first-time homebuyers. The group focuses on building assets--both
physical and human--such as transforming vacant buildings into homes for
families and helping students in a Young Leaders program improve their
performance in school. 

In the San Joaquin Valley of California, the unemployment rate
hovers around 18 percent. In 2009, in response to the ongoing
foreclosure crisis, nonprofit agencies; local, state, and federal
agencies; academics; real estate professionals; financial institutions;
small business and workforce development professionals; and loan
servicers organized the San Joaquin Valley Foreclosure Task Force. The
original intent was to coordinate efforts on a regional scale to avoid
preventable foreclosures. This work continues, and the group is now
expanding its efforts to also help families that have already gone
through a foreclosure. This year, the task force is beginning a series
of foreclosure recovery workshops across the valley. Families will learn
about local programs and assistance, including job training and
employment assistance. Credit counselors will help them begin repairing
their damaged credit. And, in cases in which they may be victims of
fraud, they will receive guidance and referrals to legal aid attorneys. 

As a final example, in Cleveland, local leaders in the Slavic
Village neighborhood have been dealing with some of the highest
foreclosure rates in the nation since the 1990s. Cleveland saw
population loss for five successive decades, resulting in an oversupply
of housing. With the onset of the financial crisis, the problem began to
worsen dramatically. By 2007, Slavic Village was the Zip code with the
highest number of foreclosures in the nation. By 2010, more than 1,500
properties in a neighborhood of 11,000 homes needed to be demolished.
This community has a history of strong neighborhood organizations, and
as might be expected, its residents, community leaders, nonprofits,
local governments, and companies stepped up their efforts.

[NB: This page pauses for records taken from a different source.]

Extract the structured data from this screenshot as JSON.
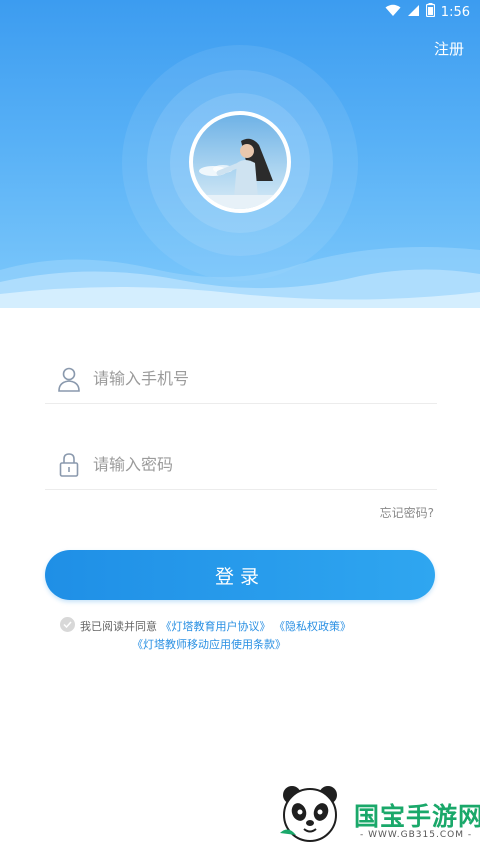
{
  "status_bar": {
    "time": "1:56"
  },
  "header": {
    "register_label": "注册"
  },
  "form": {
    "phone_placeholder": "请输入手机号",
    "password_placeholder": "请输入密码",
    "forgot_label": "忘记密码?",
    "login_label": "登录"
  },
  "agreement": {
    "prefix": "我已阅读并同意",
    "user_agreement": "《灯塔教育用户协议》",
    "privacy_policy": "《隐私权政策》",
    "terms": "《灯塔教师移动应用使用条款》"
  },
  "watermark": {
    "title": "国宝手游网",
    "url": "- WWW.GB315.COM -"
  },
  "colors": {
    "primary": "#2a90e3",
    "header_top": "#3c9cf0",
    "watermark_green": "#1aa86a"
  }
}
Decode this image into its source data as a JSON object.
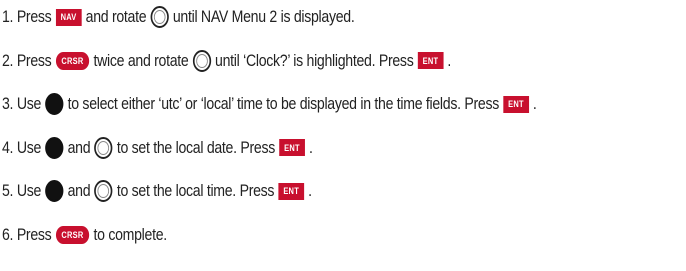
{
  "colors": {
    "accent": "#c8102e",
    "text": "#222222"
  },
  "steps": [
    [
      {
        "t": "text",
        "v": "1. Press"
      },
      {
        "t": "key",
        "style": "rect",
        "v": "NAV",
        "icon": "nav-key-icon"
      },
      {
        "t": "text",
        "v": "and rotate"
      },
      {
        "t": "knob",
        "kind": "outer",
        "icon": "outer-knob-icon"
      },
      {
        "t": "text",
        "v": "until NAV Menu 2 is displayed."
      }
    ],
    [
      {
        "t": "text",
        "v": "2. Press"
      },
      {
        "t": "key",
        "style": "oval",
        "v": "CRSR",
        "icon": "crsr-key-icon"
      },
      {
        "t": "text",
        "v": "twice and rotate"
      },
      {
        "t": "knob",
        "kind": "outer",
        "icon": "outer-knob-icon"
      },
      {
        "t": "text",
        "v": "until ‘Clock?’ is highlighted. Press"
      },
      {
        "t": "key",
        "style": "rect",
        "v": "ENT",
        "icon": "ent-key-icon"
      },
      {
        "t": "text",
        "v": "."
      }
    ],
    [
      {
        "t": "text",
        "v": "3. Use"
      },
      {
        "t": "knob",
        "kind": "inner",
        "icon": "inner-knob-icon"
      },
      {
        "t": "text",
        "v": "to select either ‘utc’ or ‘local’ time to be displayed in the time fields. Press"
      },
      {
        "t": "key",
        "style": "rect",
        "v": "ENT",
        "icon": "ent-key-icon"
      },
      {
        "t": "text",
        "v": "."
      }
    ],
    [
      {
        "t": "text",
        "v": "4. Use"
      },
      {
        "t": "knob",
        "kind": "inner",
        "icon": "inner-knob-icon"
      },
      {
        "t": "text",
        "v": "and"
      },
      {
        "t": "knob",
        "kind": "outer",
        "icon": "outer-knob-icon"
      },
      {
        "t": "text",
        "v": "to set the local date. Press"
      },
      {
        "t": "key",
        "style": "rect",
        "v": "ENT",
        "icon": "ent-key-icon"
      },
      {
        "t": "text",
        "v": "."
      }
    ],
    [
      {
        "t": "text",
        "v": "5. Use"
      },
      {
        "t": "knob",
        "kind": "inner",
        "icon": "inner-knob-icon"
      },
      {
        "t": "text",
        "v": "and"
      },
      {
        "t": "knob",
        "kind": "outer",
        "icon": "outer-knob-icon"
      },
      {
        "t": "text",
        "v": "to set the local time. Press"
      },
      {
        "t": "key",
        "style": "rect",
        "v": "ENT",
        "icon": "ent-key-icon"
      },
      {
        "t": "text",
        "v": "."
      }
    ],
    [
      {
        "t": "text",
        "v": "6. Press"
      },
      {
        "t": "key",
        "style": "oval",
        "v": "CRSR",
        "icon": "crsr-key-icon"
      },
      {
        "t": "text",
        "v": "to complete."
      }
    ]
  ]
}
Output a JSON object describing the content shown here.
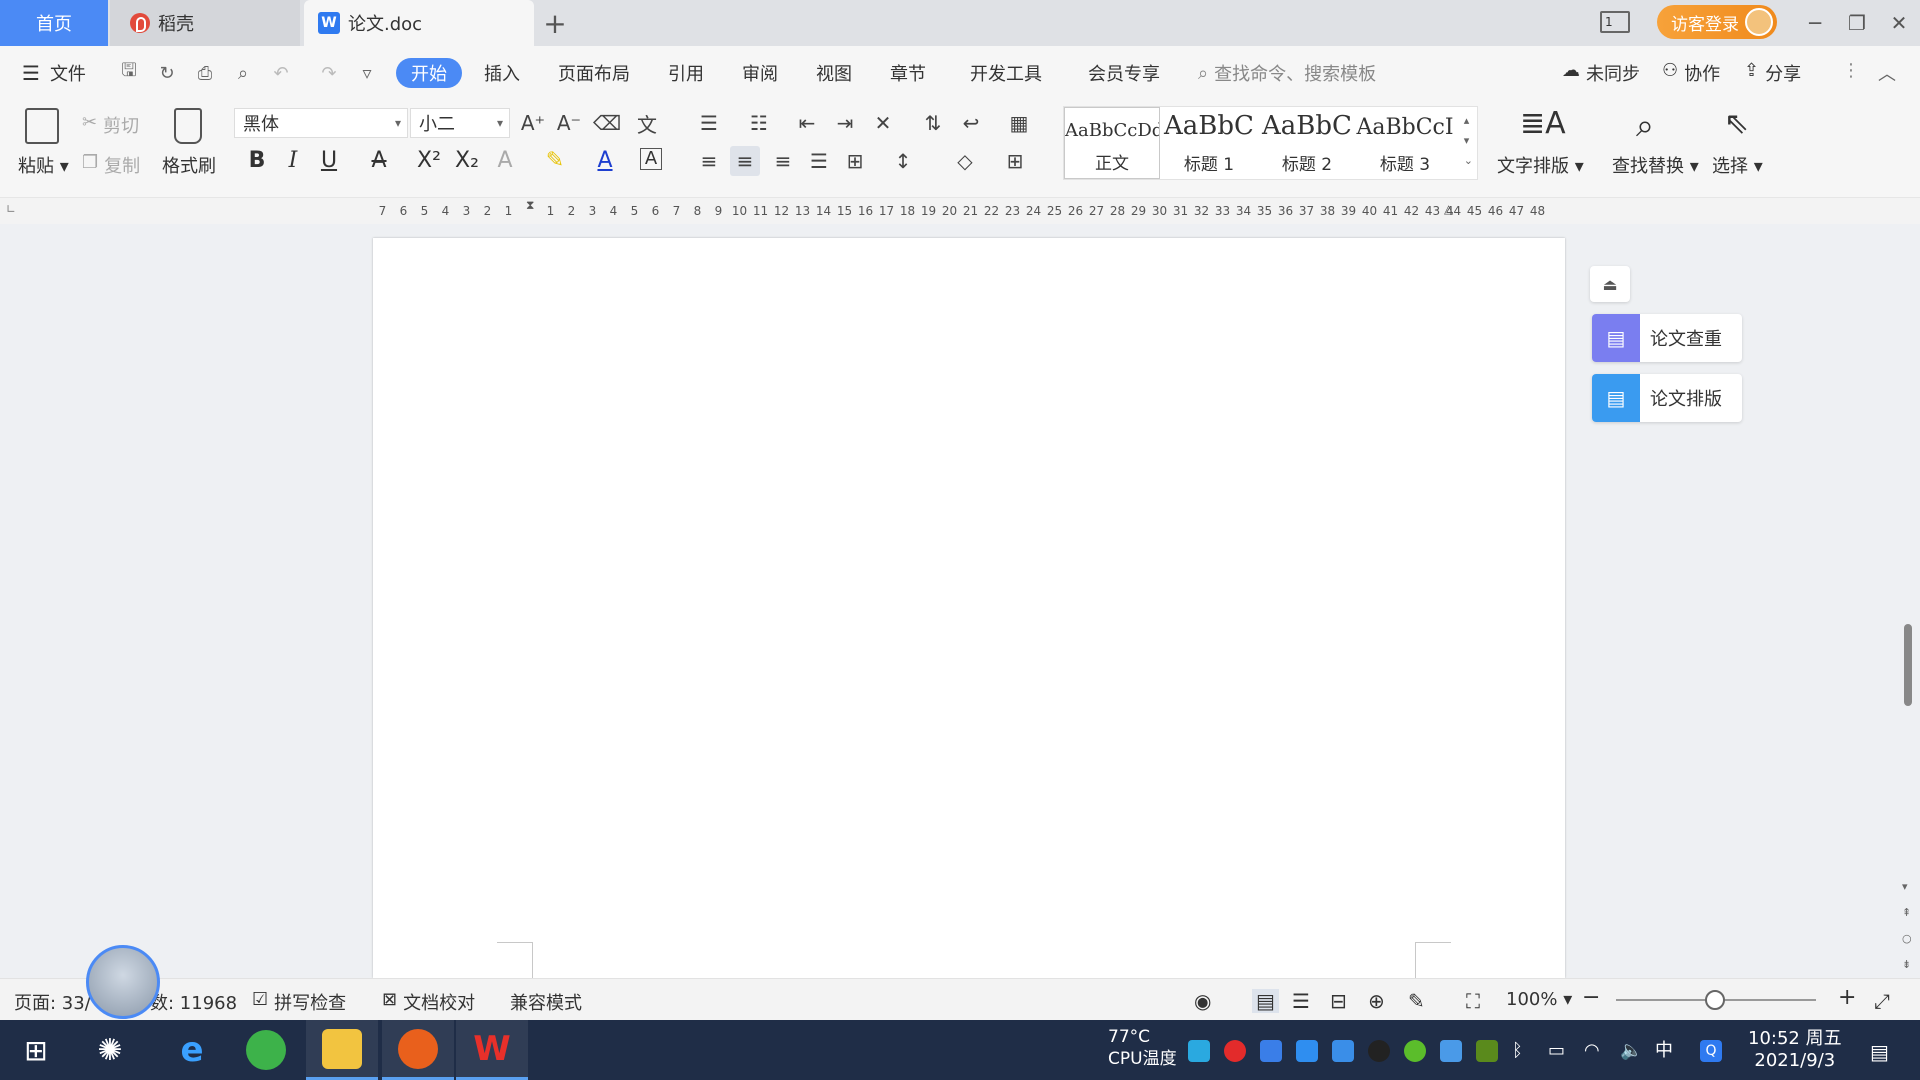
{
  "tabs": {
    "home": "首页",
    "daoke": "稻壳",
    "doc": "论文.doc",
    "add": "+"
  },
  "window": {
    "login": "访客登录"
  },
  "menu": {
    "file": "文件",
    "items": [
      "开始",
      "插入",
      "页面布局",
      "引用",
      "审阅",
      "视图",
      "章节",
      "开发工具",
      "会员专享"
    ],
    "search_placeholder": "查找命令、搜索模板",
    "sync": "未同步",
    "collab": "协作",
    "share": "分享"
  },
  "ribbon": {
    "paste": "粘贴",
    "cut": "剪切",
    "copy": "复制",
    "format_painter": "格式刷",
    "font_name": "黑体",
    "font_size": "小二",
    "styles": [
      {
        "sample": "AaBbCcDd",
        "name": "正文"
      },
      {
        "sample": "AaBbC",
        "name": "标题 1"
      },
      {
        "sample": "AaBbC",
        "name": "标题 2"
      },
      {
        "sample": "AaBbCcI",
        "name": "标题 3"
      }
    ],
    "text_layout": "文字排版",
    "find_replace": "查找替换",
    "select": "选择"
  },
  "ruler": {
    "ticks": [
      "7",
      "6",
      "5",
      "4",
      "3",
      "2",
      "1",
      "",
      "1",
      "2",
      "3",
      "4",
      "5",
      "6",
      "7",
      "8",
      "9",
      "10",
      "11",
      "12",
      "13",
      "14",
      "15",
      "16",
      "17",
      "18",
      "19",
      "20",
      "21",
      "22",
      "23",
      "24",
      "25",
      "26",
      "27",
      "28",
      "29",
      "30",
      "31",
      "32",
      "33",
      "34",
      "35",
      "36",
      "37",
      "38",
      "39",
      "40",
      "41",
      "42",
      "43",
      "44",
      "45",
      "46",
      "47",
      "48"
    ]
  },
  "side_panel": {
    "check": "论文查重",
    "layout": "论文排版"
  },
  "status": {
    "page": "页面: 33/",
    "words": "数: 11968",
    "spell": "拼写检查",
    "proof": "文档校对",
    "compat": "兼容模式",
    "zoom": "100%"
  },
  "taskbar": {
    "cpu_temp": "77°C",
    "cpu_label": "CPU温度",
    "ime": "中",
    "time": "10:52 周五",
    "date": "2021/9/3"
  },
  "colors": {
    "accent": "#4b8af5",
    "login": "#f08a1c",
    "taskbar": "#1f2d47"
  }
}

In one
partnership, community groups are using data provided by a local
university to identify borrowers at risk of foreclosure and are reaching
out to them, door to door, to see what might be done to prevent a
foreclosure. In another example, residents and community leaders in
Slavic Village alerted county prosecutors to fraudulent lending in the
neighborhood. As the crisis continues to play out, community leaders
have found ways to reuse vacant land, adding gardens, yard expansions,
and bike trails among the neighborhood's declining number of homes,
making it safer and more attractive. Business leaders are helping as
well by purchasing and demolishing properties adjacent to the gardens
and trails and supporting the renovation and expansion of a nearby
school and recreation center.

I have cited just a few examples of work that is making a
difference at the grassroots level all around the country. They show
that, though the challenges in troubled communities are indeed daunting,
we are far from helpless, and much good work is being accomplished. 

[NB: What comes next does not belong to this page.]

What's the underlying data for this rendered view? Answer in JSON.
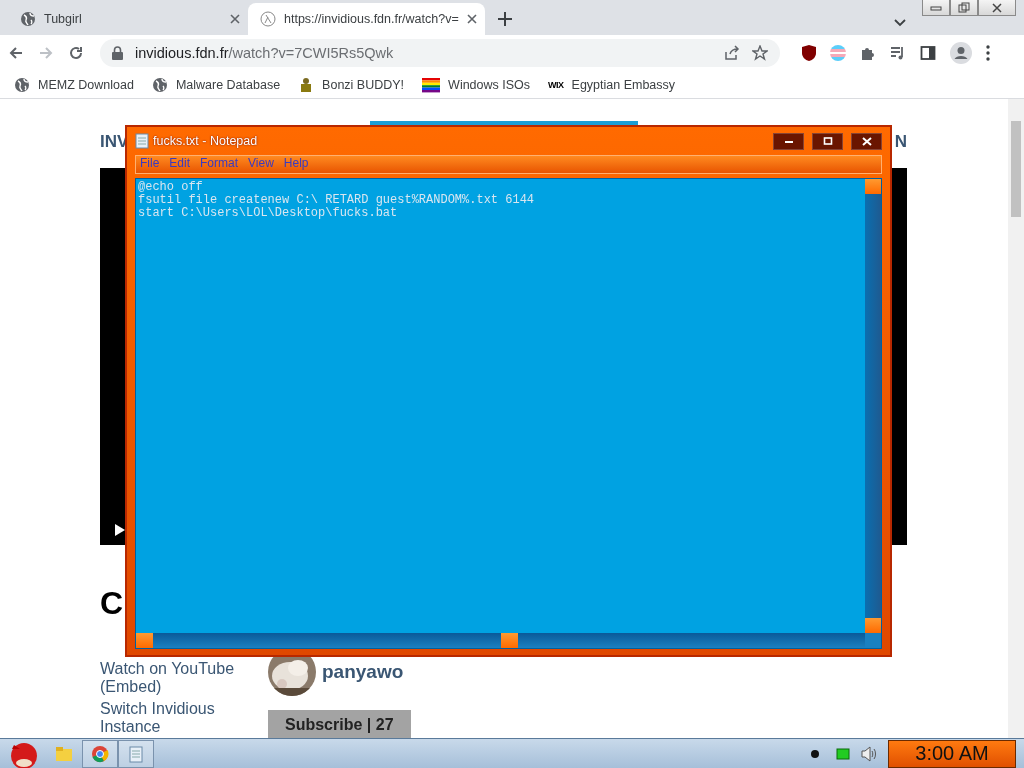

For our part, we at the Federal Reserve will remain closely
attuned to the economic health of all communities, including low- and
moderate-income communities. Each of our Federal Reserve Banks works
with local leaders and community groups to provide relevant research,
data, and support, with the Board backing up these efforts across the
country.

The broader economy is in a moderate recovery, and we have
recently seen some welcome, if gradual, improvement in the labor market.
But our economy is far from where we would like it to be, and many
people and neighborhoods are in danger of being left behind. The work of
community groups, local leaders and businesses, and others is a
critical component to a national economic recovery. In addition to our
work in regulating banks and in conducting monetary policy so as to
achieve maximum employment with price stability, the Federal Reserve
will continue to assist these efforts through local community outreach,
by using its convening power, and through research like that being
discussed at this conference. If we work together, I believe we can find
effective ways to repair the damage done by the crisis to the economic
prospects of families and communities. Until vulnerable families and
troubled communities have regained lost progress, the economic recovery
will remain incomplete.